= Exercise details =
Please find the lines in the entries below that contain the word "null", and copy each one.

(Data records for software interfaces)
--
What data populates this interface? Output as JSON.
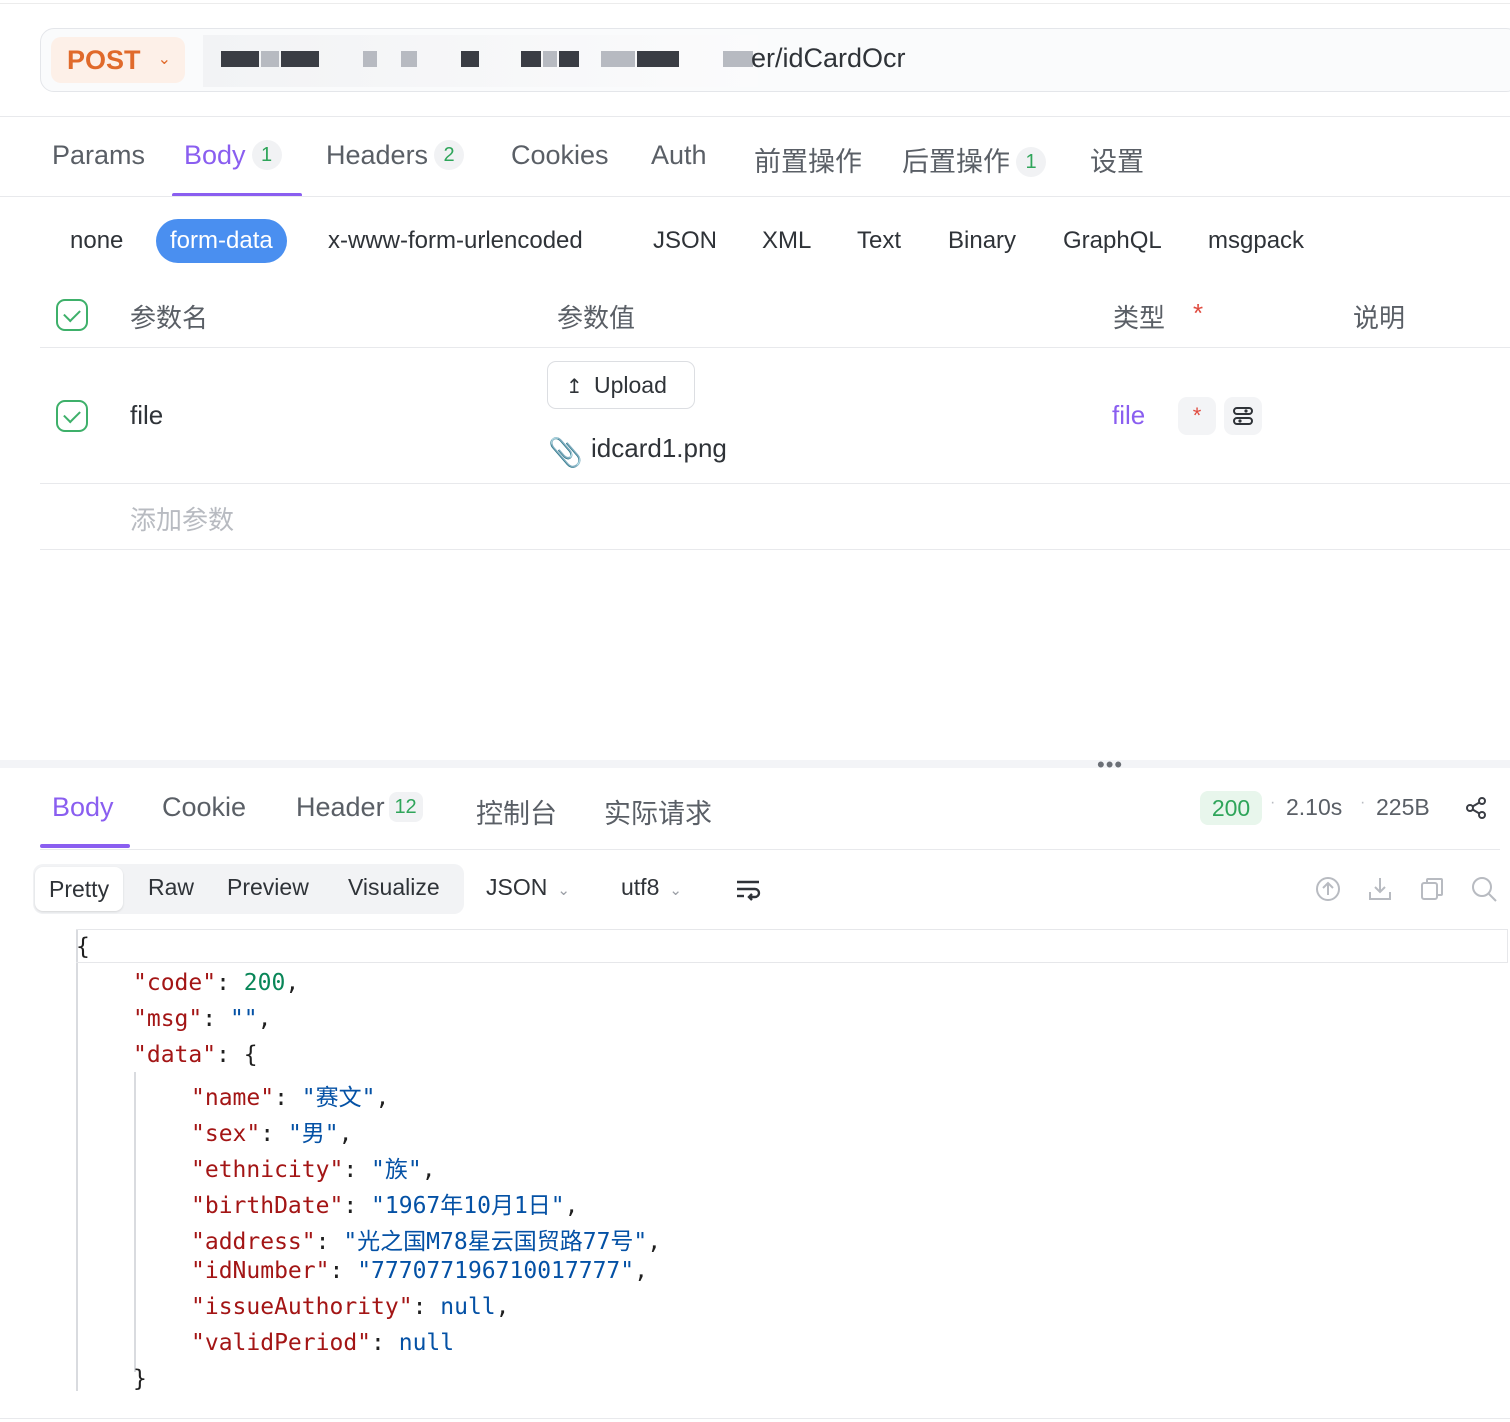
{
  "request": {
    "method": "POST",
    "url_visible": "er/idCardOcr"
  },
  "request_tabs": [
    {
      "label": "Params"
    },
    {
      "label": "Body",
      "badge": "1"
    },
    {
      "label": "Headers",
      "badge": "2"
    },
    {
      "label": "Cookies"
    },
    {
      "label": "Auth"
    },
    {
      "label": "前置操作"
    },
    {
      "label": "后置操作",
      "badge": "1"
    },
    {
      "label": "设置"
    }
  ],
  "body_types": [
    "none",
    "form-data",
    "x-www-form-urlencoded",
    "JSON",
    "XML",
    "Text",
    "Binary",
    "GraphQL",
    "msgpack"
  ],
  "params_table": {
    "headers": {
      "name": "参数名",
      "value": "参数值",
      "type": "类型",
      "required_mark": "*",
      "desc": "说明"
    },
    "rows": [
      {
        "name": "file",
        "upload_label": "Upload",
        "file_name": "idcard1.png",
        "type": "file",
        "required_mark": "*"
      }
    ],
    "add_placeholder": "添加参数"
  },
  "response_tabs": [
    {
      "label": "Body"
    },
    {
      "label": "Cookie"
    },
    {
      "label": "Header",
      "badge": "12"
    },
    {
      "label": "控制台"
    },
    {
      "label": "实际请求"
    }
  ],
  "response_meta": {
    "status": "200",
    "time": "2.10s",
    "size": "225B"
  },
  "view_modes": [
    "Pretty",
    "Raw",
    "Preview",
    "Visualize"
  ],
  "format_select": "JSON",
  "encoding_select": "utf8",
  "response_json": {
    "open": "{",
    "code_key": "\"code\"",
    "code_val": "200",
    "msg_key": "\"msg\"",
    "msg_val": "\"\"",
    "data_key": "\"data\"",
    "data_open": "{",
    "name_key": "\"name\"",
    "name_val": "\"赛文\"",
    "sex_key": "\"sex\"",
    "sex_val": "\"男\"",
    "ethnicity_key": "\"ethnicity\"",
    "ethnicity_val": "\"族\"",
    "birthDate_key": "\"birthDate\"",
    "birthDate_val": "\"1967年10月1日\"",
    "address_key": "\"address\"",
    "address_val": "\"光之国M78星云国贸路77号\"",
    "idNumber_key": "\"idNumber\"",
    "idNumber_val": "\"777077196710017777\"",
    "issueAuthority_key": "\"issueAuthority\"",
    "issueAuthority_val": "null",
    "validPeriod_key": "\"validPeriod\"",
    "validPeriod_val": "null",
    "data_close": "}"
  },
  "colors": {
    "accent": "#8a5ef0",
    "method": "#e06a2b",
    "status_ok": "#2fa55a",
    "pill": "#4a8ff0"
  }
}
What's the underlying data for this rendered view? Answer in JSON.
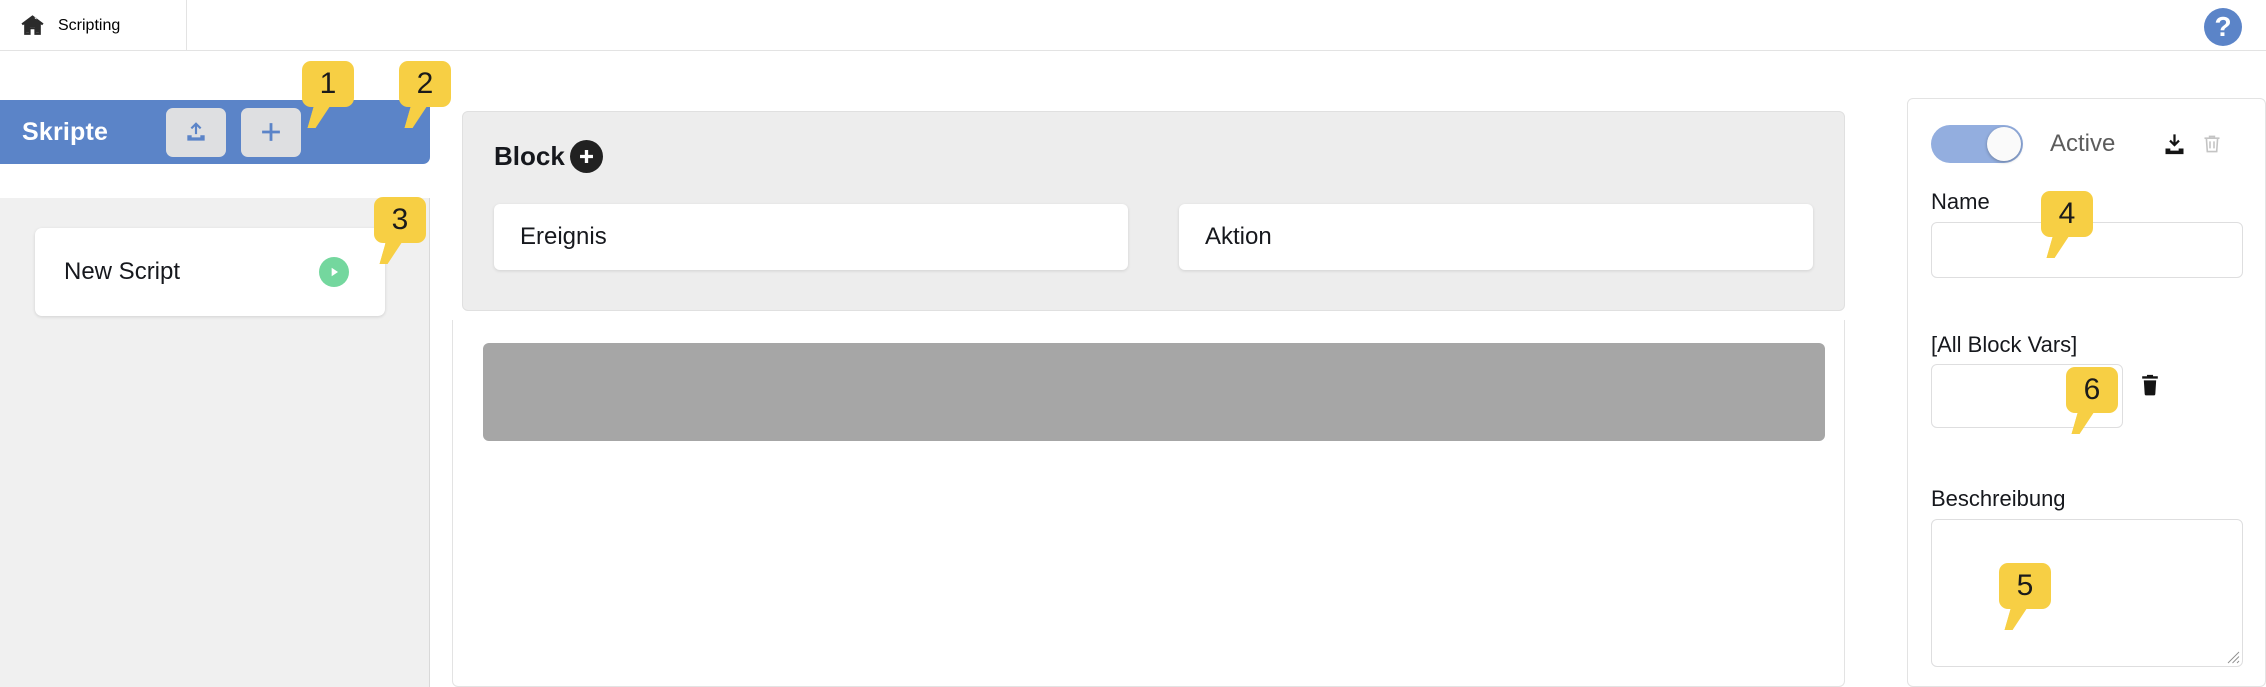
{
  "topbar": {
    "home_icon": "home-icon",
    "breadcrumb_label": "Scripting",
    "help_icon_glyph": "?",
    "help_icon_name": "question-mark-icon",
    "help_icon_color": "#5b84c8"
  },
  "scripts_panel": {
    "title": "Skripte",
    "header_color": "#5b84c8",
    "upload_button_icon": "upload-icon",
    "add_button_icon": "plus-icon",
    "items": [
      {
        "label": "New Script",
        "run_icon": "play-icon",
        "run_icon_color": "#74d79e"
      }
    ]
  },
  "block_editor": {
    "title": "Block",
    "add_block_icon": "plus-circle-icon",
    "slots": [
      {
        "label": "Ereignis"
      },
      {
        "label": "Aktion"
      }
    ],
    "canvas_placeholder_color": "#a6a6a6"
  },
  "properties_panel": {
    "active_toggle": {
      "label": "Active",
      "state": "on",
      "on_color": "#93aedf"
    },
    "download_icon": "download-icon",
    "delete_script_icon": "trash-icon",
    "name": {
      "label": "Name",
      "value": "",
      "placeholder": ""
    },
    "block_vars": {
      "label": "[All Block Vars]",
      "value": "",
      "chevron_icon": "chevron-down-icon",
      "delete_icon": "trash-icon"
    },
    "description": {
      "label": "Beschreibung",
      "value": "",
      "placeholder": "",
      "resize_handle_icon": "resize-handle-icon"
    }
  },
  "callouts": [
    {
      "id": 1,
      "number": "1"
    },
    {
      "id": 2,
      "number": "2"
    },
    {
      "id": 3,
      "number": "3"
    },
    {
      "id": 4,
      "number": "4"
    },
    {
      "id": 5,
      "number": "5"
    },
    {
      "id": 6,
      "number": "6"
    }
  ],
  "callout_color": "#f7cf44"
}
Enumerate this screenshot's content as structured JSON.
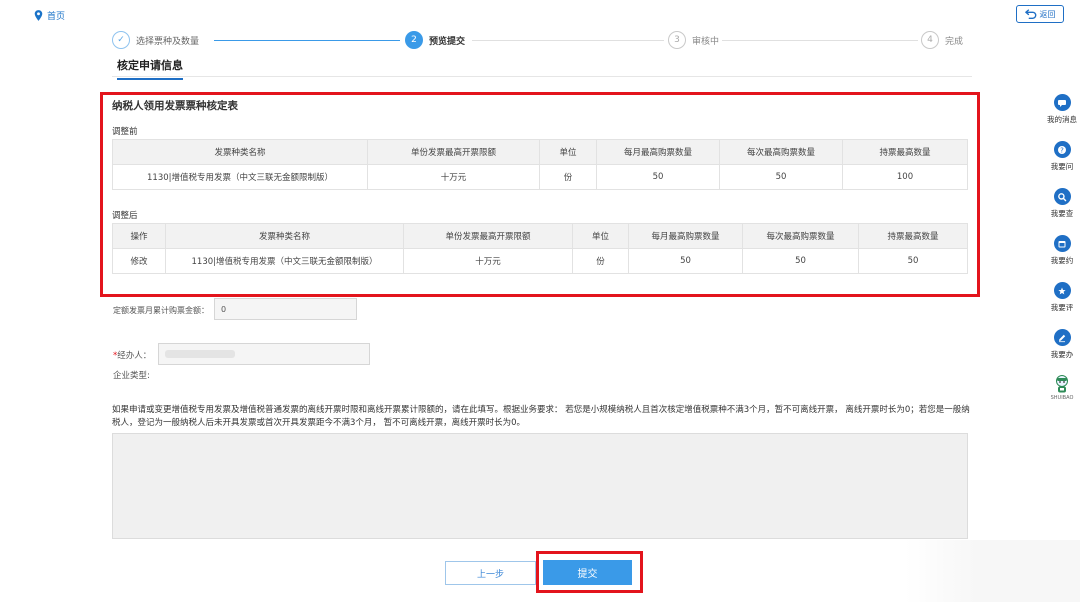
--
= Result of the exercise =
    "issueAuthority_val": "null",
    "validPeriod_val": "null",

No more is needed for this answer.